Using the records provided below, locate and copy each line that contains the word "Local".
--- RECORD SET Enclosed Below ---
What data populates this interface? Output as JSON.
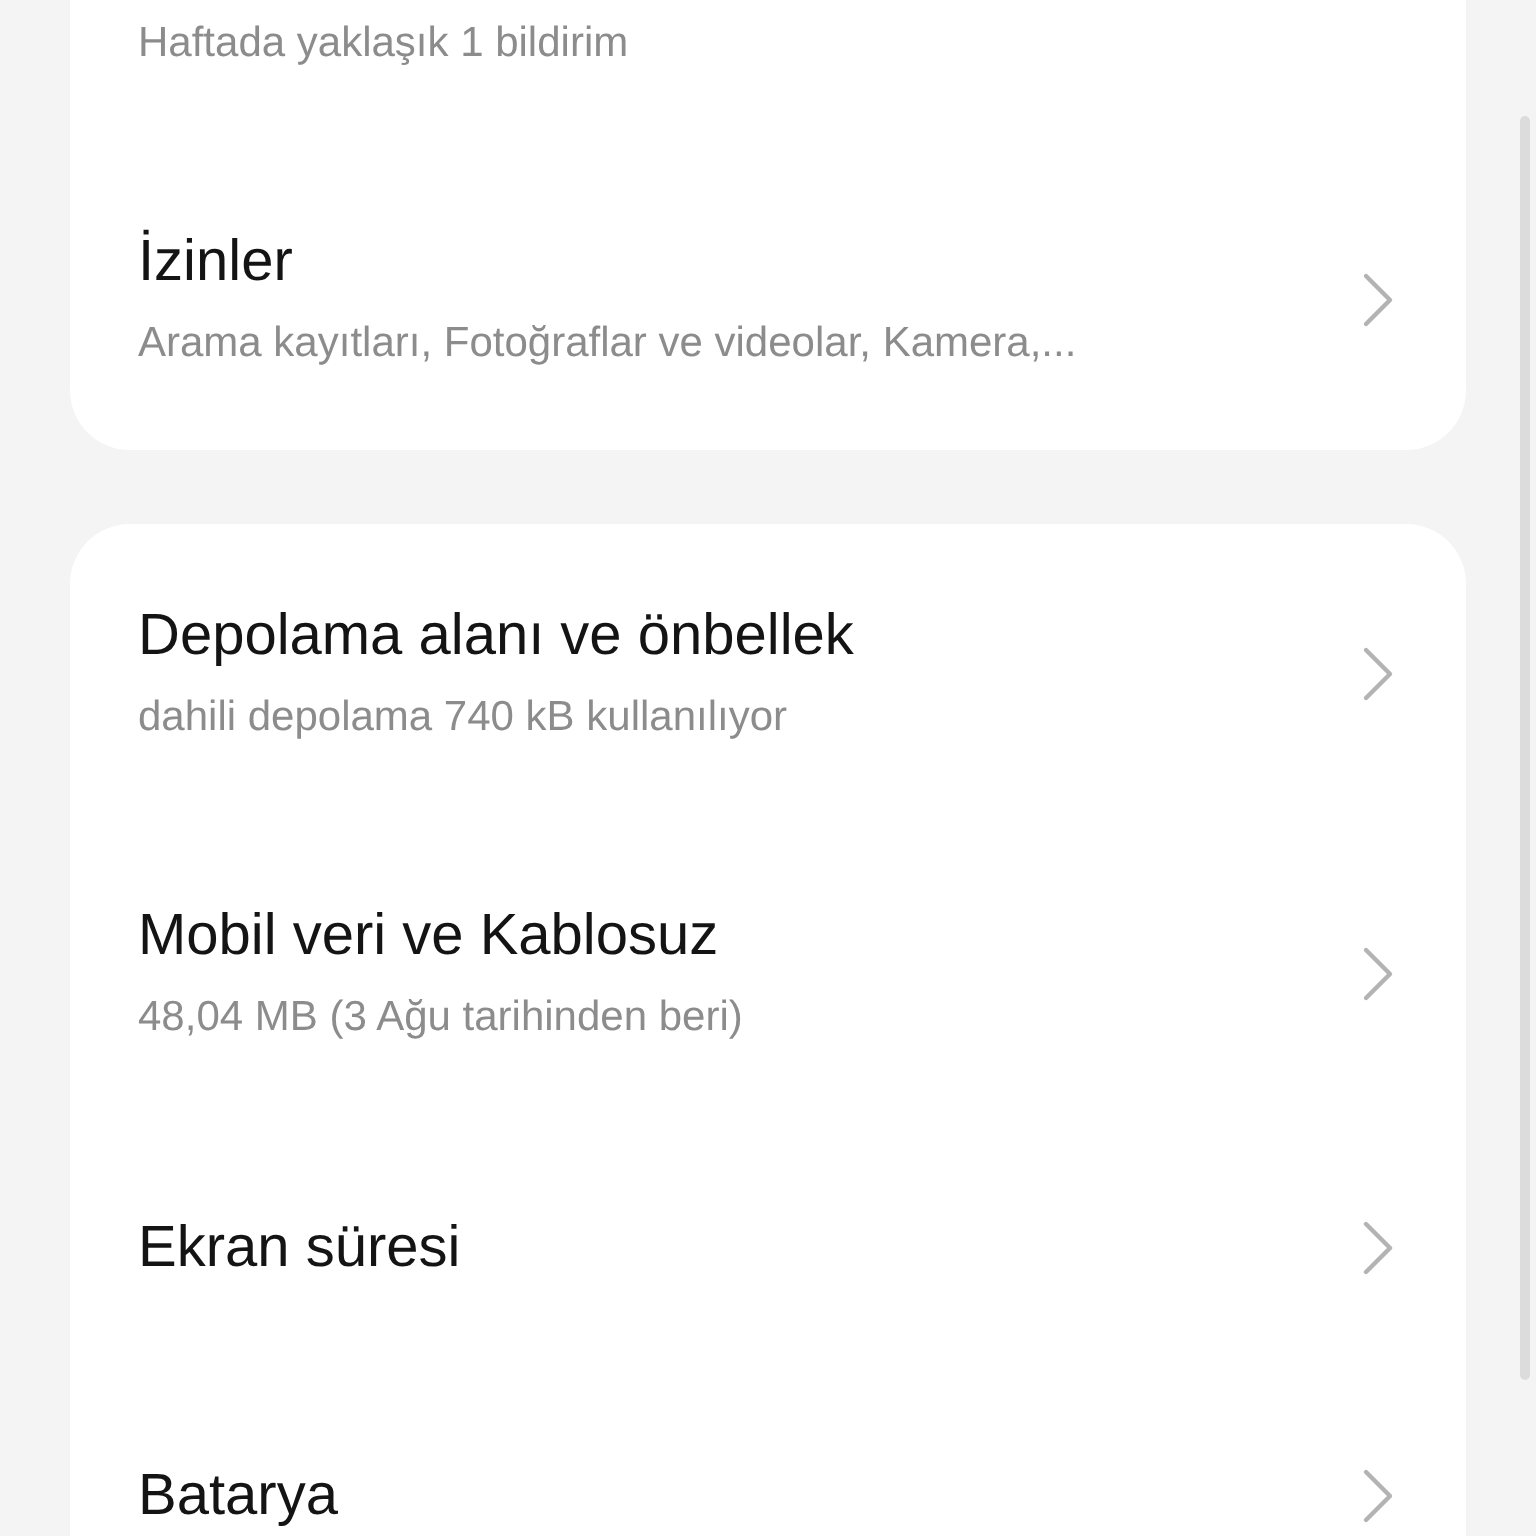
{
  "sections": [
    {
      "items": [
        {
          "subtitle": "Haftada yaklaşık 1 bildirim"
        },
        {
          "title": "İzinler",
          "subtitle": "Arama kayıtları, Fotoğraflar ve videolar, Kamera,..."
        }
      ]
    },
    {
      "items": [
        {
          "title": "Depolama alanı ve önbellek",
          "subtitle": "dahili depolama 740 kB kullanılıyor"
        },
        {
          "title": "Mobil veri ve Kablosuz",
          "subtitle": "48,04 MB (3 Ağu tarihinden beri)"
        },
        {
          "title": "Ekran süresi"
        },
        {
          "title": "Batarya"
        }
      ]
    }
  ]
}
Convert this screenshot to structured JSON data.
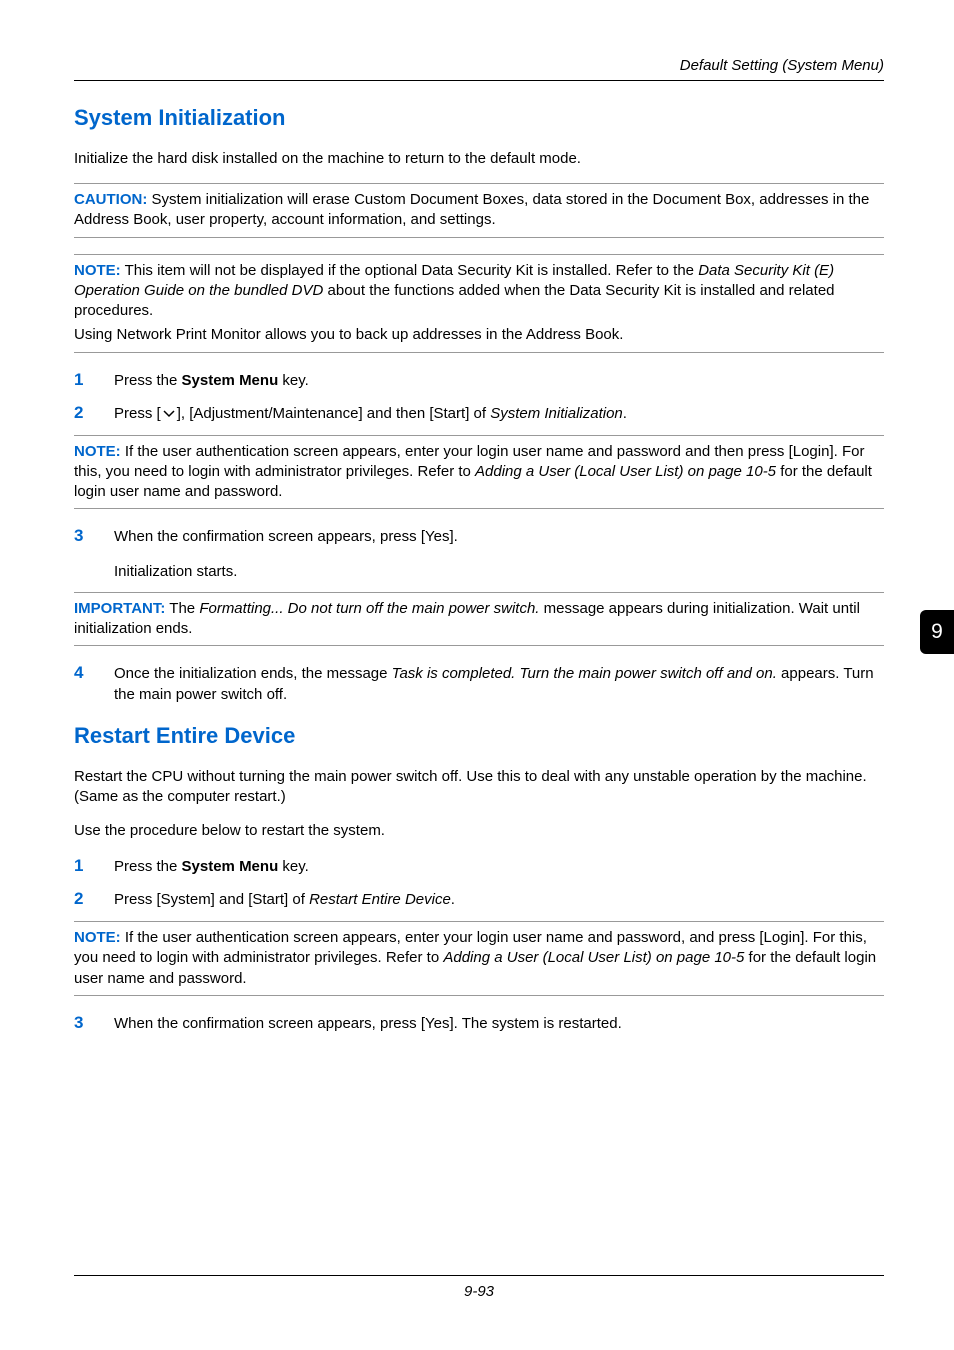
{
  "running_head": "Default Setting (System Menu)",
  "side_tab": "9",
  "footer": "9-93",
  "section1": {
    "heading": "System Initialization",
    "intro": "Initialize the hard disk installed on the machine to return to the default mode.",
    "caution_label": "CAUTION:",
    "caution_body": " System initialization will erase Custom Document Boxes, data stored in the Document Box, addresses in the Address Book, user property, account information, and settings.",
    "note1_label": "NOTE:",
    "note1_line1a": " This item will not be displayed if the optional Data Security Kit is installed. Refer to the ",
    "note1_line1b": "Data Security Kit (E) Operation Guide on the bundled DVD",
    "note1_line1c": " about the functions added when the Data Security Kit is installed and related procedures.",
    "note1_line2": "Using Network Print Monitor allows you to back up addresses in the Address Book.",
    "step1_a": "Press the ",
    "step1_b": "System Menu",
    "step1_c": " key.",
    "step2_a": "Press [",
    "step2_b": "], [Adjustment/Maintenance] and then [Start] of ",
    "step2_c": "System Initialization",
    "step2_d": ".",
    "note2_label": "NOTE:",
    "note2_a": " If the user authentication screen appears, enter your login user name and password and then press [Login]. For this, you need to login with administrator privileges. Refer to ",
    "note2_b": "Adding a User (Local User List) on page 10-5",
    "note2_c": " for the default login user name and password.",
    "step3_a": "When the confirmation screen appears, press [Yes].",
    "step3_b": "Initialization starts.",
    "important_label": "IMPORTANT:",
    "important_a": " The ",
    "important_b": "Formatting... Do not turn off the main power switch.",
    "important_c": " message appears during initialization. Wait until initialization ends.",
    "step4_a": "Once the initialization ends, the message ",
    "step4_b": "Task is completed. Turn the main power switch off and on.",
    "step4_c": " appears. Turn the main power switch off."
  },
  "section2": {
    "heading": "Restart Entire Device",
    "intro1": "Restart the CPU without turning the main power switch off. Use this to deal with any unstable operation by the machine. (Same as the computer restart.)",
    "intro2": "Use the procedure below to restart the system.",
    "step1_a": "Press the ",
    "step1_b": "System Menu",
    "step1_c": " key.",
    "step2_a": "Press [System] and [Start] of ",
    "step2_b": "Restart Entire Device",
    "step2_c": ".",
    "note_label": "NOTE:",
    "note_a": " If the user authentication screen appears, enter your login user name and password, and press [Login]. For this, you need to login with administrator privileges. Refer to ",
    "note_b": "Adding a User (Local User List) on page 10-5",
    "note_c": " for the default login user name and password.",
    "step3": "When the confirmation screen appears, press [Yes]. The system is restarted."
  }
}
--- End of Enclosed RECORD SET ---
* **EXERCISE RESPONSE**
    "note2_b": "Adding a User (Local User List) on page 10-5",
    "note_b": "Adding a User (Local User List) on page 10-5",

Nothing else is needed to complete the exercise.